June 21, 2017@3.23


Many people would love to be able to afford to buy in a specific location but at this stage in their lives, they just cannot afford it.

So they just go along with the standard method which is to try and buy into a location for the family home.
Then pay off as much as their mortgage as quickly as they can and try and use some of the equity to buy their first investment property.

Thats the way our parents taught us to get ahead in life and create wealth.
But is their a way that might be possibly better ?

We believe there is !
Its called rentvesting.

No, there is no hip acronym.
For example, about 16 years ago  Mark Smithton was about to purchase a house that he wanted, which was located in St Ives just out of Sydney.
It was a great location, close to the beaches and the city etc but the slight problem was, he could not afford it at the moment.

So, as a form of compromise, he purchased an apartment in Bondi and rented in st Ives with a friend to lower costs.

This investing strategy is called reinvesting.

And it allows first home buyers a way to get into the surging property market by buying a place within their budget and leasing it to tenants whilst renting in their desired suburb.

It has its good and bad sides of course.

A range of considerations includes the tax treatment of the properties and the costs involved constrained within a buyer’s individual situation.

Many people love the flexibility of rentvesting and when consumers are careful it sure does work as a long term paradigm

That way a buyer stays in the suburb they prefer to live in – perhaps closer to where they grew up, or near their friends and place of work.

By renting with a flatmate Mark said he lowered his costs which helped him budget for his long term goals.
He also said that “Renting gives you options over your lifestyle changes.”

Another facet is that it’s cheaper to move as a renter than an owner, given all the transaction costs involved in selling one property and buying somewhere else.

If the consumer has been duly diligent it can be possible to get a tax benefit on the investment property if it is of course negatively geared.

Or, put another way if the rental income you receive is less than the interest and other expenses you have to pay, you are now making an investment loss, which can be used to reduce your taxable income if done wisely.

But like many things it is very important to make a wise choice when selecting an investment property, Mark said.

Mark also said from his perspective he was always on the lookout for a house(not a home) that’s clean and has good light, off-street parking, a balcony or courtyard, and air conditioning or heating.

Don’t choose somewhere noisy, such as right next to a train line, and avoid apartment blocks with a swimming pool and gym as these can push up the body corporate fees.

Rentvesting can surely look very attractive for someone whose lifestyle is important to them, but the old capital gains tax can raise its ugly head.

This can have a large effect on the profit margins you are working with says buyer’s agent Peter Wilson , managing director and new licensee in charge of Wilson Associates.

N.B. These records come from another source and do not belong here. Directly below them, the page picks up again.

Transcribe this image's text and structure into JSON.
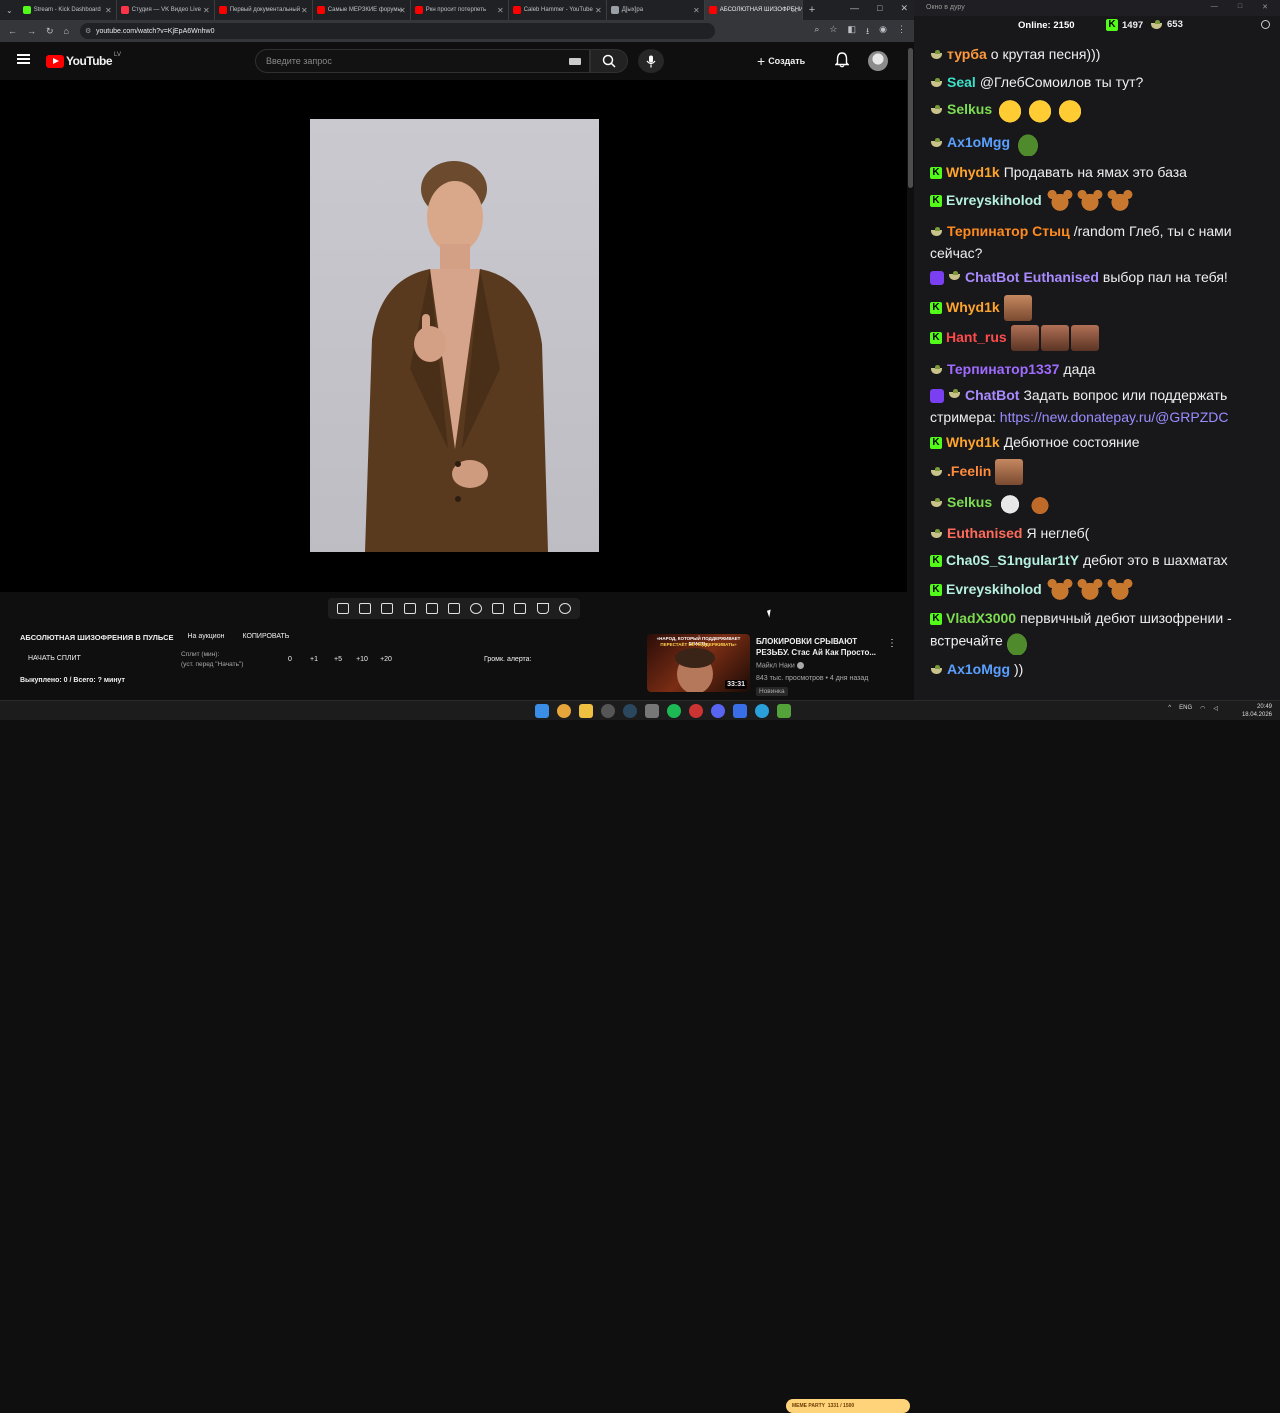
{
  "tabs": [
    {
      "label": "Stream - Kick Dashboard",
      "color": "#53fc18"
    },
    {
      "label": "Студия — VK Видео Live",
      "color": "#ff3347"
    },
    {
      "label": "Первый документальный",
      "color": "#ff0000"
    },
    {
      "label": "Самые МЕРЗКИЕ форумы",
      "color": "#ff0000"
    },
    {
      "label": "Ркн просит потерпеть",
      "color": "#ff0000"
    },
    {
      "label": "Caleb Hammer - YouTube",
      "color": "#ff0000"
    },
    {
      "label": "Д[ых]ра",
      "color": "#9aa0a6"
    },
    {
      "label": "АБСОЛЮТНАЯ ШИЗОФРЕНИЯ",
      "color": "#ff0000"
    }
  ],
  "browser": {
    "url": "youtube.com/watch?v=KjEpA6Wnhw0"
  },
  "youtube": {
    "logo": "YouTube",
    "country": "LV",
    "search_placeholder": "Введите запрос",
    "create_label": "Создать"
  },
  "overlay": {
    "title": "АБСОЛЮТНАЯ ШИЗОФРЕНИЯ В ПУЛЬСЕ",
    "auction": "На аукцион",
    "copy": "КОПИРОВАТЬ",
    "start_split": "НАЧАТЬ СПЛИТ",
    "split_label": "Сплит (мин):",
    "split_hint": "(уст. перед \"Начать\")",
    "split_value": "0",
    "increments": [
      "+1",
      "+5",
      "+10",
      "+20"
    ],
    "alert_label": "Громк. алерта:",
    "bought": "Выкуплено: 0 / Всего: ? минут"
  },
  "recommended": {
    "thumb_caption_1": "«НАРОД, КОТОРЫЙ ПОДДЕРЖИВАЕТ ВЛАСТЬ,",
    "thumb_caption_2": "ПЕРЕСТАЁТ ЕЁ ПОДДЕРЖИВАТЬ»",
    "duration": "33:31",
    "title": "БЛОКИРОВКИ СРЫВАЮТ РЕЗЬБУ. Стас Ай Как Просто...",
    "channel": "Майкл Наки",
    "views": "843 тыс. просмотров • 4 дня назад",
    "badge": "Новинка"
  },
  "chat_window": {
    "title": "Окно в дуру"
  },
  "chat_stats": {
    "online_label": "Online:",
    "online_value": "2150",
    "kick_count": "1497",
    "pot_count": "653"
  },
  "chat": [
    {
      "badges": [
        "pot"
      ],
      "user": "турба",
      "color": "#ff9a3c",
      "text": "о крутая песня)))",
      "emotes": []
    },
    {
      "badges": [
        "pot"
      ],
      "user": "Seal",
      "color": "#3ce0c8",
      "text": "@ГлебСомоилов ты тут?",
      "emotes": []
    },
    {
      "badges": [
        "pot"
      ],
      "user": "Selkus",
      "color": "#7ddc50",
      "text": "",
      "emotes": [
        "laugh",
        "laugh",
        "laugh"
      ]
    },
    {
      "badges": [
        "pot"
      ],
      "user": "Ax1oMgg",
      "color": "#5aa0ff",
      "text": "",
      "emotes": [
        "pepe"
      ]
    },
    {
      "badges": [
        "kick"
      ],
      "user": "Whyd1k",
      "color": "#ffa42a",
      "text": "Продавать на ямах это база",
      "emotes": []
    },
    {
      "badges": [
        "kick"
      ],
      "user": "Evreyskiholod",
      "color": "#b6f0e0",
      "text": "",
      "emotes": [
        "bear",
        "bear",
        "bear"
      ]
    },
    {
      "badges": [
        "pot"
      ],
      "user": "Терпинатор Стыц",
      "color": "#ff8b1f",
      "text": "/random Глеб, ты с нами сейчас?",
      "emotes": []
    },
    {
      "badges": [
        "bot",
        "pot"
      ],
      "user": "ChatBot",
      "color": "#a98bff",
      "text": "выбор пал на тебя!",
      "mention": "Euthanised",
      "emotes": []
    },
    {
      "badges": [
        "kick"
      ],
      "user": "Whyd1k",
      "color": "#ffa42a",
      "text": "",
      "emotes": [
        "face"
      ]
    },
    {
      "badges": [
        "kick"
      ],
      "user": "Hant_rus",
      "color": "#ff4b4b",
      "text": "",
      "emotes": [
        "face2",
        "face2",
        "face2"
      ]
    },
    {
      "badges": [
        "pot"
      ],
      "user": "Терпинатор1337",
      "color": "#a06bff",
      "text": "дада",
      "emotes": []
    },
    {
      "badges": [
        "bot",
        "pot"
      ],
      "user": "ChatBot",
      "color": "#a98bff",
      "text": "Задать вопрос или поддержать стримера: ",
      "link": "https://new.donatepay.ru/@GRPZDC",
      "emotes": []
    },
    {
      "badges": [
        "kick"
      ],
      "user": "Whyd1k",
      "color": "#ffa42a",
      "text": "Дебютное состояние",
      "emotes": []
    },
    {
      "badges": [
        "pot"
      ],
      "user": ".Feelin",
      "color": "#ff8b3d",
      "text": "",
      "emotes": [
        "face"
      ]
    },
    {
      "badges": [
        "pot"
      ],
      "user": "Selkus",
      "color": "#7ddc50",
      "text": "",
      "emotes": [
        "cat",
        "pot"
      ]
    },
    {
      "badges": [
        "pot"
      ],
      "user": "Euthanised",
      "color": "#ff6b5a",
      "text": "Я неглеб(",
      "emotes": []
    },
    {
      "badges": [
        "kick"
      ],
      "user": "Cha0S_S1ngular1tY",
      "color": "#b6f0e0",
      "text": "дебют это в шахматах",
      "emotes": []
    },
    {
      "badges": [
        "kick"
      ],
      "user": "Evreyskiholod",
      "color": "#b6f0e0",
      "text": "",
      "emotes": [
        "bear",
        "bear",
        "bear"
      ]
    },
    {
      "badges": [
        "kick"
      ],
      "user": "VladX3000",
      "color": "#7ddc50",
      "text": "первичный дебют шизофрении - встречайте",
      "emotes": [
        "pepe"
      ]
    },
    {
      "badges": [
        "pot"
      ],
      "user": "Ax1oMgg",
      "color": "#5aa0ff",
      "text": "))",
      "emotes": []
    }
  ],
  "taskbar": {
    "meme_label": "MEME PARTY",
    "meme_progress": "1331 / 1500",
    "lang": "ENG",
    "time": "20:49",
    "date": "18.04.2026"
  }
}
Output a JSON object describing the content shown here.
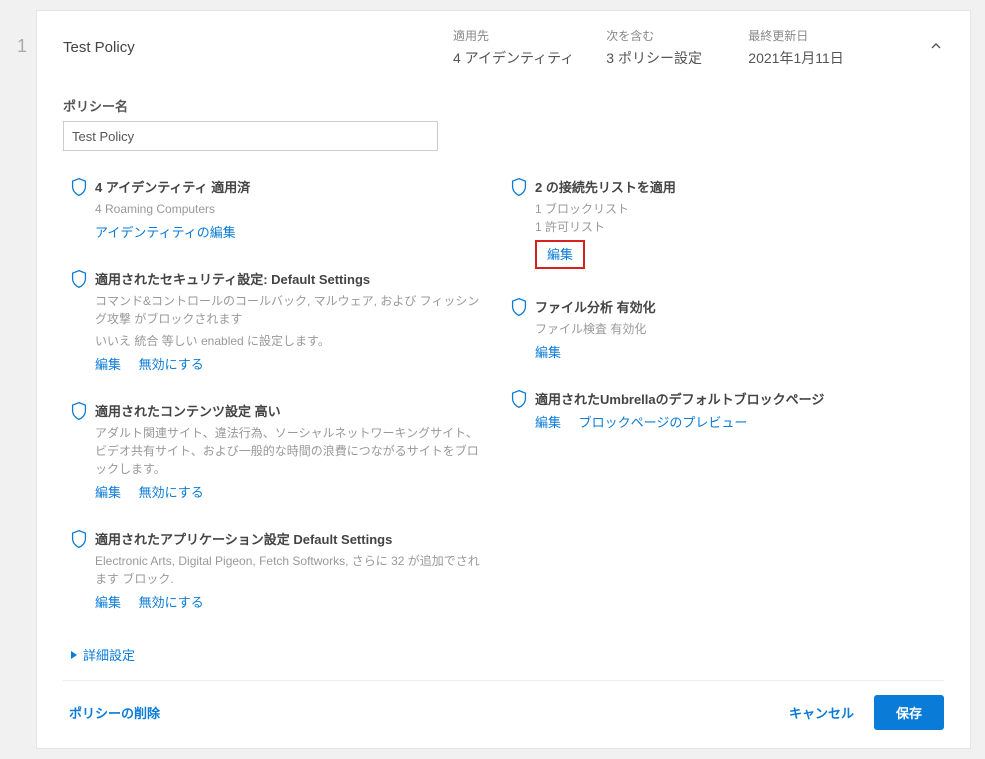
{
  "row_number": "1",
  "header": {
    "title": "Test Policy",
    "applied_label": "適用先",
    "applied_value": "4 アイデンティティ",
    "contains_label": "次を含む",
    "contains_value": "3 ポリシー設定",
    "updated_label": "最終更新日",
    "updated_value": "2021年1月11日"
  },
  "policy_name": {
    "label": "ポリシー名",
    "value": "Test Policy"
  },
  "left": {
    "identities": {
      "title": "4 アイデンティティ 適用済",
      "desc": "4 Roaming Computers",
      "edit": "アイデンティティの編集"
    },
    "security": {
      "title": "適用されたセキュリティ設定: Default Settings",
      "desc1": "コマンド&コントロールのコールバック, マルウェア, および フィッシング攻撃 がブロックされます",
      "desc2": "いいえ 統合 等しい enabled に設定します。",
      "edit": "編集",
      "disable": "無効にする"
    },
    "content": {
      "title": "適用されたコンテンツ設定 高い",
      "desc": "アダルト関連サイト、違法行為、ソーシャルネットワーキングサイト、ビデオ共有サイト、および一般的な時間の浪費につながるサイトをブロックします。",
      "edit": "編集",
      "disable": "無効にする"
    },
    "app": {
      "title": "適用されたアプリケーション設定 Default Settings",
      "desc": "Electronic Arts, Digital Pigeon, Fetch Softworks, さらに 32 が追加でされます ブロック.",
      "edit": "編集",
      "disable": "無効にする"
    }
  },
  "right": {
    "destlists": {
      "title": "2 の接続先リストを適用",
      "desc1": "1 ブロックリスト",
      "desc2": "1 許可リスト",
      "edit": "編集"
    },
    "fileanalysis": {
      "title": "ファイル分析 有効化",
      "desc": "ファイル検査 有効化",
      "edit": "編集"
    },
    "blockpage": {
      "title": "適用されたUmbrellaのデフォルトブロックページ",
      "edit": "編集",
      "preview": "ブロックページのプレビュー"
    }
  },
  "advanced": "詳細設定",
  "footer": {
    "delete": "ポリシーの削除",
    "cancel": "キャンセル",
    "save": "保存"
  }
}
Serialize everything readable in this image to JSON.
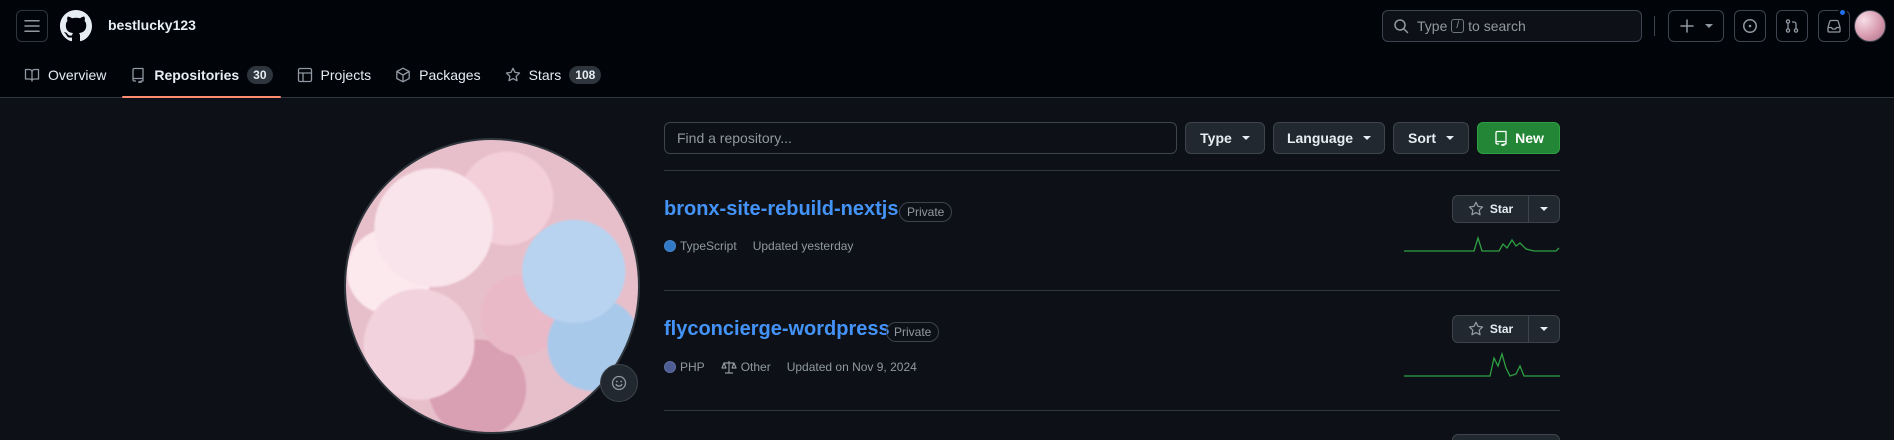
{
  "header": {
    "username": "bestlucky123",
    "search_placeholder_pre": "Type",
    "search_key": "/",
    "search_placeholder_post": "to search"
  },
  "tabs": [
    {
      "label": "Overview",
      "icon": "book-icon"
    },
    {
      "label": "Repositories",
      "icon": "repo-icon",
      "count": "30",
      "active": true
    },
    {
      "label": "Projects",
      "icon": "table-icon"
    },
    {
      "label": "Packages",
      "icon": "package-icon"
    },
    {
      "label": "Stars",
      "icon": "star-icon",
      "count": "108"
    }
  ],
  "filters": {
    "find_placeholder": "Find a repository...",
    "type_label": "Type",
    "language_label": "Language",
    "sort_label": "Sort",
    "new_label": "New"
  },
  "repos": [
    {
      "name": "bronx-site-rebuild-nextjs",
      "visibility": "Private",
      "language": "TypeScript",
      "language_color": "#3178c6",
      "updated": "Updated yesterday",
      "star_label": "Star"
    },
    {
      "name": "flyconcierge-wordpress",
      "visibility": "Private",
      "language": "PHP",
      "language_color": "#4F5D95",
      "license": "Other",
      "updated": "Updated on Nov 9, 2024",
      "star_label": "Star"
    }
  ],
  "colors": {
    "accent": "#4493f8",
    "new_button": "#238636",
    "tab_underline": "#fd8c73",
    "sparkline": "#2ea043"
  }
}
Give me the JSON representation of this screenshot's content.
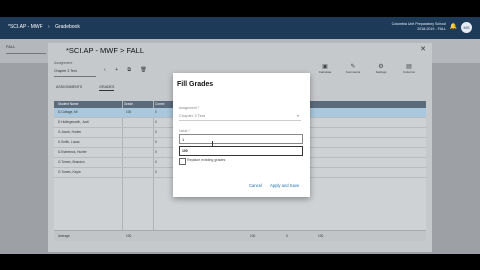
{
  "topbar": {
    "crumb_left": "*SCI.AP - MWF",
    "crumb_right": "Gradebook",
    "school": "Columbia Unit Preparatory School",
    "term": "2018-2019 - FALL",
    "avatar": "MS"
  },
  "subbar": {
    "selector": "FALL"
  },
  "gradebook": {
    "title": "*SCI.AP - MWF > FALL",
    "filter_label": "Assignment",
    "filter_value": "Chapter 3 Test",
    "tabs": [
      "ASSIGNMENTS",
      "GRADES"
    ],
    "toolbar_icons": [
      "Calculate",
      "Comments",
      "Settings",
      "Columns"
    ],
    "columns": [
      "Student Name",
      "Grade",
      "Comm"
    ],
    "students": [
      {
        "name": "D.Cottage, Mi",
        "grade": "100",
        "v": "0"
      },
      {
        "name": "D.Hollingsworth, Justi",
        "grade": "",
        "v": "0"
      },
      {
        "name": "G.Jacob, Hunter",
        "grade": "",
        "v": "0"
      },
      {
        "name": "K.Smith, Lucas",
        "grade": "",
        "v": "0"
      },
      {
        "name": "D.Esteemos, Hunter",
        "grade": "",
        "v": "0"
      },
      {
        "name": "G.Tomes, Brandon",
        "grade": "",
        "v": "0"
      },
      {
        "name": "G.Tomes, Kayla",
        "grade": "",
        "v": "0"
      }
    ],
    "average": {
      "label": "Average",
      "v1": "100",
      "v2": "100",
      "v3": "0",
      "v4": "100"
    }
  },
  "dialog": {
    "title": "Fill Grades",
    "assignment_label": "Assignment *",
    "assignment_value": "Chapter 3 Test",
    "value_label": "Value *",
    "value_input": "1",
    "value_typed": "100",
    "replace_label": "Replace existing grades",
    "cancel": "Cancel",
    "apply": "Apply and Save"
  }
}
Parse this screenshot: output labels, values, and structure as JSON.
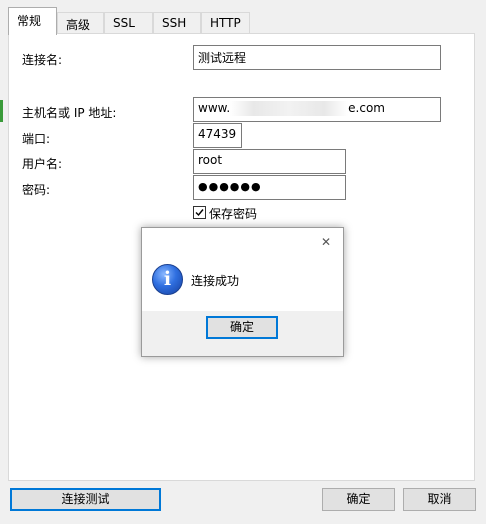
{
  "tabs": [
    "常规",
    "高级",
    "SSL",
    "SSH",
    "HTTP"
  ],
  "form": {
    "connection_name_label": "连接名:",
    "connection_name_value": "测试远程",
    "host_label": "主机名或 IP 地址:",
    "host_value_prefix": "www.",
    "host_value_suffix": "e.com",
    "port_label": "端口:",
    "port_value": "47439",
    "username_label": "用户名:",
    "username_value": "root",
    "password_label": "密码:",
    "password_value": "●●●●●●",
    "save_password_label": "保存密码",
    "save_password_checked": true
  },
  "dialog": {
    "message": "连接成功",
    "ok_label": "确定",
    "close_glyph": "✕",
    "icon": "info-icon"
  },
  "footer": {
    "test_connection_label": "连接测试",
    "ok_label": "确定",
    "cancel_label": "取消"
  },
  "colors": {
    "accent": "#0078d7",
    "panel_bg": "#ffffff",
    "window_bg": "#f0f0f0"
  }
}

When a buyer decided to sell their investment property for more than they paid for it, they will pay tax at their marginal rate on the gain.

But, if a buyer holds the asset for more than 12 months, they are now taxed on only half the gain which is fantastic.

Luckily for us, the old family home is exempt at this stage from capital gains tax when it is sold, he points out.

for Investors looking to build wealth over the long term, Mr Wilson has some very frank advice on the new rentvesting methodology.

“It’s often a slang term for spending money on a flashy lifestyle.In the meantime; it’s not a pathway to wealth creation in every case.”

He continued also with “try and live in a nice owner-occupied home that may not be as flashy but at the very least offers decent capital growth potential and now you can pay off your mortgage quickly as you like.”

And watch where your money is going.
“Paying rent is also paying someone else’s mortgage and that’s what we call dead money,”
Mr Wilson says. “Interest on your home is not necessarily dead because when you sell that home you’re going to make more than the interest.”

As Sydney property prices keep on rising, there have been many requests for federal changes to both negative gearing and capital gains tax to reduce investor demand.
This has come from the greens and Labour.

Historically the Liberal Coalition government has been reluctant to alienate its support base with anything like an extensive reform to these taxes.

Mr Wilson now encourages clients to think abut their “Plan B” type scenario which is that Labor might win the next election and then tries to implement its new policy of limiting negative gearing to only new housing and reducing the capital gains tax threshold.

“Run that scenario and just make sure you can cover all your borrowings,” he suggests. “If you think the Libs are never going to get lose in the near future  then don’t give it a moment’s thought.”